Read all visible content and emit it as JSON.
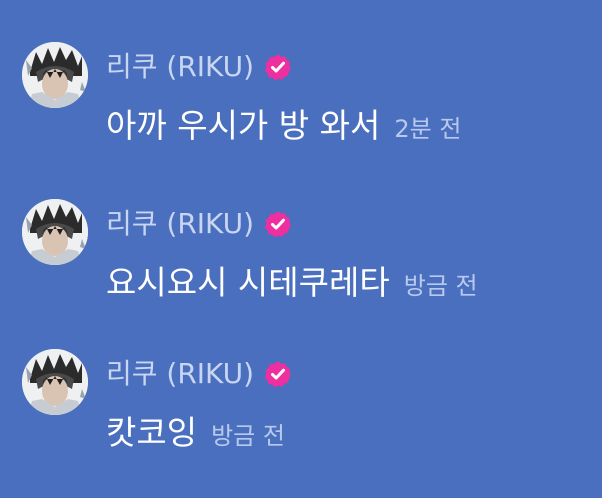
{
  "colors": {
    "background": "#4a6fbf",
    "name_text": "#c9d6f2",
    "message_text": "#ffffff",
    "time_text": "#b9c9ec",
    "verified_badge": "#ee2fa0"
  },
  "messages": [
    {
      "sender": "리쿠 (RIKU)",
      "verified_icon": "verified-badge-icon",
      "text": "아까 우시가 방 와서",
      "time": "2분 전"
    },
    {
      "sender": "리쿠 (RIKU)",
      "verified_icon": "verified-badge-icon",
      "text": "요시요시 시테쿠레타",
      "time": "방금 전"
    },
    {
      "sender": "리쿠 (RIKU)",
      "verified_icon": "verified-badge-icon",
      "text": "캇코잉",
      "time": "방금 전"
    }
  ]
}
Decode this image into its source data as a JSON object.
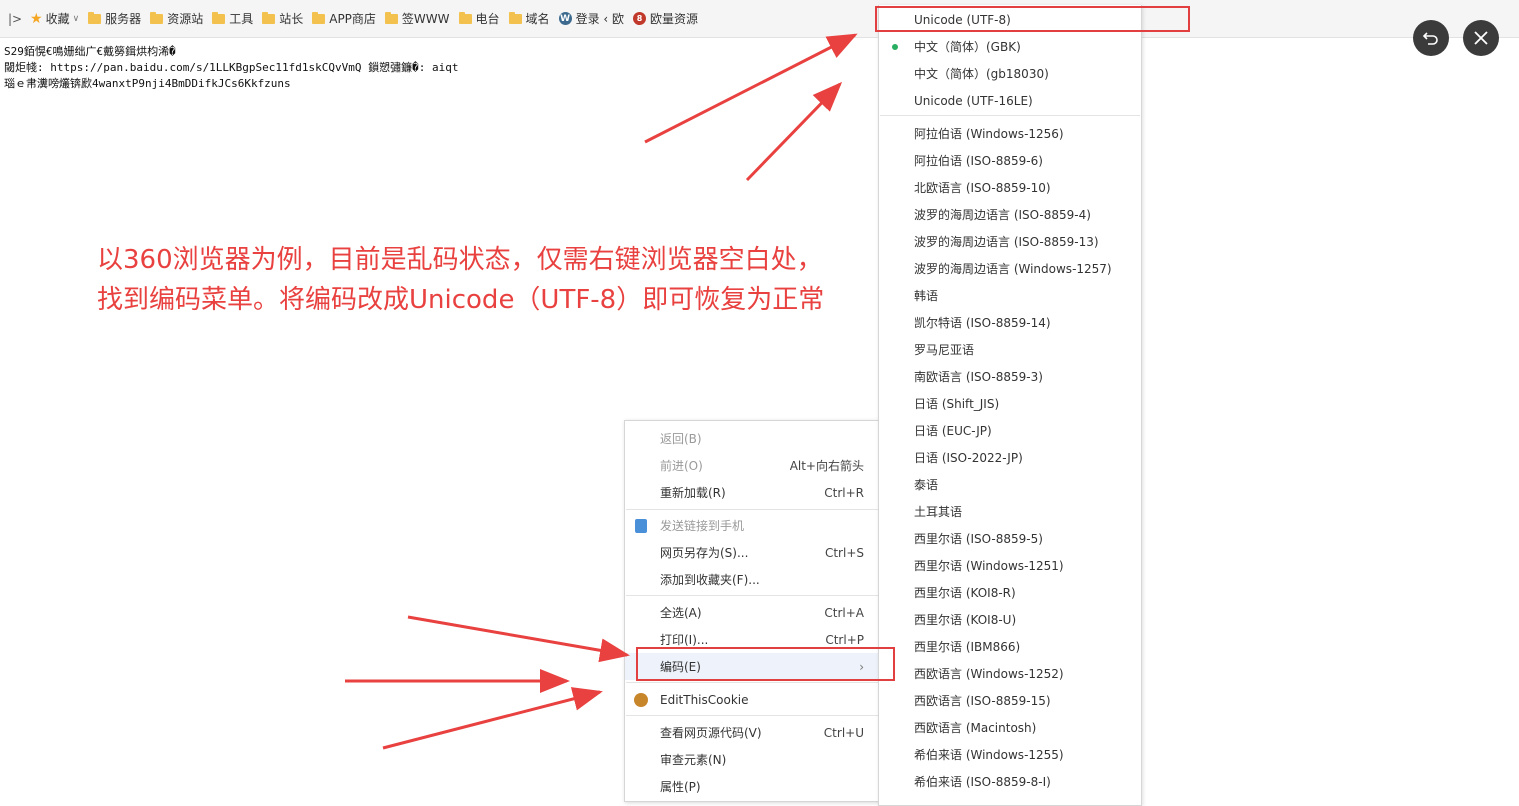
{
  "bookmarks": {
    "toggle_icon": "sidebar-toggle-icon",
    "favorites_label": "收藏",
    "items": [
      "服务器",
      "资源站",
      "工具",
      "站长",
      "APP商店",
      "签WWW",
      "电台",
      "域名"
    ],
    "wp_label": "登录 ‹ 欧",
    "ouliang_label": "欧量资源"
  },
  "page": {
    "garbled_lines": [
      "S29銆愰€鳴姗绌广€戴簩鍓烘枃浠�",
      "閾炬帴: https://pan.baidu.com/s/1LLKBgpSec11fd1skCQvVmQ 鎻愬彇鐮�: aiqt",
      "瑙ｅ帇瀵嗙爜锛歋4wanxtP9nji4BmDDifkJCs6Kkfzuns"
    ]
  },
  "annotation": {
    "line1": "以360浏览器为例，目前是乱码状态，仅需右键浏览器空白处，",
    "line2": "找到编码菜单。将编码改成Unicode（UTF-8）即可恢复为正常"
  },
  "context_menu": {
    "back": {
      "label": "返回(B)"
    },
    "forward": {
      "label": "前进(O)",
      "shortcut": "Alt+向右箭头"
    },
    "reload": {
      "label": "重新加载(R)",
      "shortcut": "Ctrl+R"
    },
    "send_to_phone": {
      "label": "发送链接到手机"
    },
    "save_as": {
      "label": "网页另存为(S)...",
      "shortcut": "Ctrl+S"
    },
    "add_favorite": {
      "label": "添加到收藏夹(F)..."
    },
    "select_all": {
      "label": "全选(A)",
      "shortcut": "Ctrl+A"
    },
    "print": {
      "label": "打印(I)...",
      "shortcut": "Ctrl+P"
    },
    "encoding": {
      "label": "编码(E)",
      "arrow": "›"
    },
    "editthiscookie": {
      "label": "EditThisCookie"
    },
    "view_source": {
      "label": "查看网页源代码(V)",
      "shortcut": "Ctrl+U"
    },
    "inspect": {
      "label": "审查元素(N)"
    },
    "properties": {
      "label": "属性(P)"
    }
  },
  "encoding_menu": {
    "top": [
      "Unicode (UTF-8)",
      "中文（简体）(GBK)",
      "中文（简体）(gb18030)",
      "Unicode (UTF-16LE)"
    ],
    "selected_index": 1,
    "others": [
      "阿拉伯语 (Windows-1256)",
      "阿拉伯语 (ISO-8859-6)",
      "北欧语言 (ISO-8859-10)",
      "波罗的海周边语言 (ISO-8859-4)",
      "波罗的海周边语言 (ISO-8859-13)",
      "波罗的海周边语言 (Windows-1257)",
      "韩语",
      "凯尔特语 (ISO-8859-14)",
      "罗马尼亚语",
      "南欧语言 (ISO-8859-3)",
      "日语 (Shift_JIS)",
      "日语 (EUC-JP)",
      "日语 (ISO-2022-JP)",
      "泰语",
      "土耳其语",
      "西里尔语 (ISO-8859-5)",
      "西里尔语 (Windows-1251)",
      "西里尔语 (KOI8-R)",
      "西里尔语 (KOI8-U)",
      "西里尔语 (IBM866)",
      "西欧语言 (Windows-1252)",
      "西欧语言 (ISO-8859-15)",
      "西欧语言 (Macintosh)",
      "希伯来语 (Windows-1255)",
      "希伯来语 (ISO-8859-8-I)"
    ]
  },
  "colors": {
    "annotation": "#e8413f",
    "selected_dot": "#27ae60"
  }
}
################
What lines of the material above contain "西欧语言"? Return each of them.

      "西欧语言 (Windows-1252)",
      "西欧语言 (ISO-8859-15)",
      "西欧语言 (Macintosh)",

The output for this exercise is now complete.